[caption id="" align="aligncenter" width="468" caption="Bike sharing in Washington, D.C. (Photo from treehugger.com)"][/caption]

Bike-sharing programs have exploded in popularity over the last decade. Worldwide, there are more than 160 programs, most of them in Europe. Bike sharing works as an extension to mass transit, a quick and efficient (and clean) way to complete the last leg of a journey around an urban core.

There's been talk of building a bike share in Seattle for a while now, with good reason. Seattle is bike-friendly, loves its green image, and has business, tourism, and sporting events within an extremely bikeable area. Those plans, predictably, have been hampered by a lack of funding.

However, a recent UW study bolsters the case for giving Seattle a bike share. This past January, the Seattle Department of Transportation contracted a group of University of Washington Urban Design and Planning grad students to do the Seattle Bike-Share Feasibility Study. Two of the group's members, Daniel Rowe and Jennifer Gregerson, presented their findings and conclusions to the Seattle Bike Advisory Board last night.

The group divided the city into 10-square-meter cells and scored each cell based on 12 indicators, including population density, job and retail density, tourist attractions, bike friendly streets, and regional and local transit stops. They used those scores to predict demand for bikes and draft a theoretical plan for phasing in a bike-sharing program. Unsurprisingly, downtown did the best, so the planners suggested launching a bike share there.



The study estimates a daily demand of between 2,620 and 5,460 trips. To meet that demand, phase one would have to include between 790 and 980 bikes. The second phase would extend the service area north into Queen Anne, Fremont, Ballard, Wallingford, the U District, and north into Georgetown, and Beacon Hill, increasing demand by between 1,860 and 3,820 trips a day and requiring an additional 1,150 to 1,270 bikes. The final phase would add pockets of service in far south and north Seattle and West Seattle, increasing demand by 280 to 580 trips and requiring 380 or so bikes.

The study touches on some potential obstacles to starting a bike share in Seattle, including the city's helmet law, permitting and zoning for bike share stations, and potential conflicts with pedestrians (new bike users have a tendency to ride on the sidewalk).

Biking is, without a doubt, the fastest way to get anywhere between South Lake Union and the stadiums, especially once you factor in things like traffic, wait time on the bus, and the search for parking in a car. Convenience aside, it's also healthy and fun—and you get to avoid the inevitable foibles of bus riding, like smelly, loud people and (particularly for women) harassment and tacky pick-up lines.

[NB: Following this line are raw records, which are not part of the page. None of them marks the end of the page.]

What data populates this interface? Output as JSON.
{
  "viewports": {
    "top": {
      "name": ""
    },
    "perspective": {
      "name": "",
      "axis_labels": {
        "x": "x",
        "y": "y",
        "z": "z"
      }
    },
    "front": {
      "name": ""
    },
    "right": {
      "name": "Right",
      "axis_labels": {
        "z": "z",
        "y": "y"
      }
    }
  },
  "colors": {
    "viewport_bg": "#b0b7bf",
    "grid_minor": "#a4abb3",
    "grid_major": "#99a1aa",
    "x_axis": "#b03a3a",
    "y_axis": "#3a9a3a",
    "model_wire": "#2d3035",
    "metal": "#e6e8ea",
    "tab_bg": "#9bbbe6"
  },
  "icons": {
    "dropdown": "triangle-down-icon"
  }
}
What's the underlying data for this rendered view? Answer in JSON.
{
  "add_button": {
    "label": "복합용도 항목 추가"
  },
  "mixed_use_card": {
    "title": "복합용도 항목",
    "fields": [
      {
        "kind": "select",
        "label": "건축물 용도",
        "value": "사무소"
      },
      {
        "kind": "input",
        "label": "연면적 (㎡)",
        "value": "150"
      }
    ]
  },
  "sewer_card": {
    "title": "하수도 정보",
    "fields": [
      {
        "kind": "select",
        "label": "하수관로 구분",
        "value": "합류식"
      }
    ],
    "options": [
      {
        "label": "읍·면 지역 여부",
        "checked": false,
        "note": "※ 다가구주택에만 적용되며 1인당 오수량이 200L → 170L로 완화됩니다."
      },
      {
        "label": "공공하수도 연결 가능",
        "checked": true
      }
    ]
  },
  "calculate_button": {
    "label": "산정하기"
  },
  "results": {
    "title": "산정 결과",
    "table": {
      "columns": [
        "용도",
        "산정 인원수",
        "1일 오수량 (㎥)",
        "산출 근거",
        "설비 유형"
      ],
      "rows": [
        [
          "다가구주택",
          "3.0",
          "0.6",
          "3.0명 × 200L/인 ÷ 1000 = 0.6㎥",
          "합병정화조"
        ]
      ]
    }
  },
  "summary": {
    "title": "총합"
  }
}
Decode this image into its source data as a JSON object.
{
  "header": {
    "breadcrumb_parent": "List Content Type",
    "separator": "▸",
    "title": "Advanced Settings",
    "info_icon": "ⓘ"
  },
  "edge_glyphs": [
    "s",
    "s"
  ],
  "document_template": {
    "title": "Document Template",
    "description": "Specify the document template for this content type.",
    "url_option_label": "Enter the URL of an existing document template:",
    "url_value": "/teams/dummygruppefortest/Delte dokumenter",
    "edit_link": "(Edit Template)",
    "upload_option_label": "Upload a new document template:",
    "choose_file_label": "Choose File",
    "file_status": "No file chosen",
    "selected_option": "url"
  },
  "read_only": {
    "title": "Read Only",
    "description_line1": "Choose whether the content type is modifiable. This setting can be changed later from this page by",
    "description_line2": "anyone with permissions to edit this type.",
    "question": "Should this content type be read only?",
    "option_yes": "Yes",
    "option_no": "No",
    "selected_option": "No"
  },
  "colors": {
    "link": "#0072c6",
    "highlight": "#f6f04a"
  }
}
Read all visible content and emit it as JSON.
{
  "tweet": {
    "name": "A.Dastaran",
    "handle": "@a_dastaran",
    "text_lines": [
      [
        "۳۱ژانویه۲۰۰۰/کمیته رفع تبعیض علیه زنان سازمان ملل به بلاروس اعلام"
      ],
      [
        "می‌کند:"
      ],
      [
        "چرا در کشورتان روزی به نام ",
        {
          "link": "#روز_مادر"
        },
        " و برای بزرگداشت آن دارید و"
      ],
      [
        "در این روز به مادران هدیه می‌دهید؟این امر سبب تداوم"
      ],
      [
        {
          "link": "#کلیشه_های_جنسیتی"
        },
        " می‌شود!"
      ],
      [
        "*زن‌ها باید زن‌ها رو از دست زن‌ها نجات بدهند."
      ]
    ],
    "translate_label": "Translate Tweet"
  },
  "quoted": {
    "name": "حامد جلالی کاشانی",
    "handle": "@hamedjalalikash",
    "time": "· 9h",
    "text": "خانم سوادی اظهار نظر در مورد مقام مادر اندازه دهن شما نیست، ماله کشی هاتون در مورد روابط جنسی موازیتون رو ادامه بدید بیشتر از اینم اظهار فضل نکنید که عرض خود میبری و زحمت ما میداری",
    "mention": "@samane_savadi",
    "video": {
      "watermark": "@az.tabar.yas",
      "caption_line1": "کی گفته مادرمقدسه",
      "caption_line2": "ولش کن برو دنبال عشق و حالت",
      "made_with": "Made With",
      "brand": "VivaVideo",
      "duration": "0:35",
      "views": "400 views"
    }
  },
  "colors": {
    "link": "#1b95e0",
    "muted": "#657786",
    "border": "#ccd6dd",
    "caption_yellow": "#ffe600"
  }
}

Obviously, a bike sharing program wouldn't directly benefit existing cyclists like me. But a bike share would get more riders on the street (thousands, if the study is accurate), and any increase in riders improves visibility and reduces the number of cars on the road. It would also introduce new riders to bike commuting, some of whom would no doubt fall in love with it and buy their own bikes. Another very real benefit is the possibility of getting visitors (or even bikeless friends) on bikes for trips around town. There are plenty of places that do daily bike rentals in town, but they're expensive; bike sharing programs, in contrast, tend to cost no more than a few bucks an hour.

Right now, of course, all talk of bike sharing is completely theoretical. King County supports the idea (they held a bike share expo last August), as does the city, but both governments say they lack the funding to get a program off the ground. It will likely take significant (and vocal) public support to see a bike share program move from theory to reality.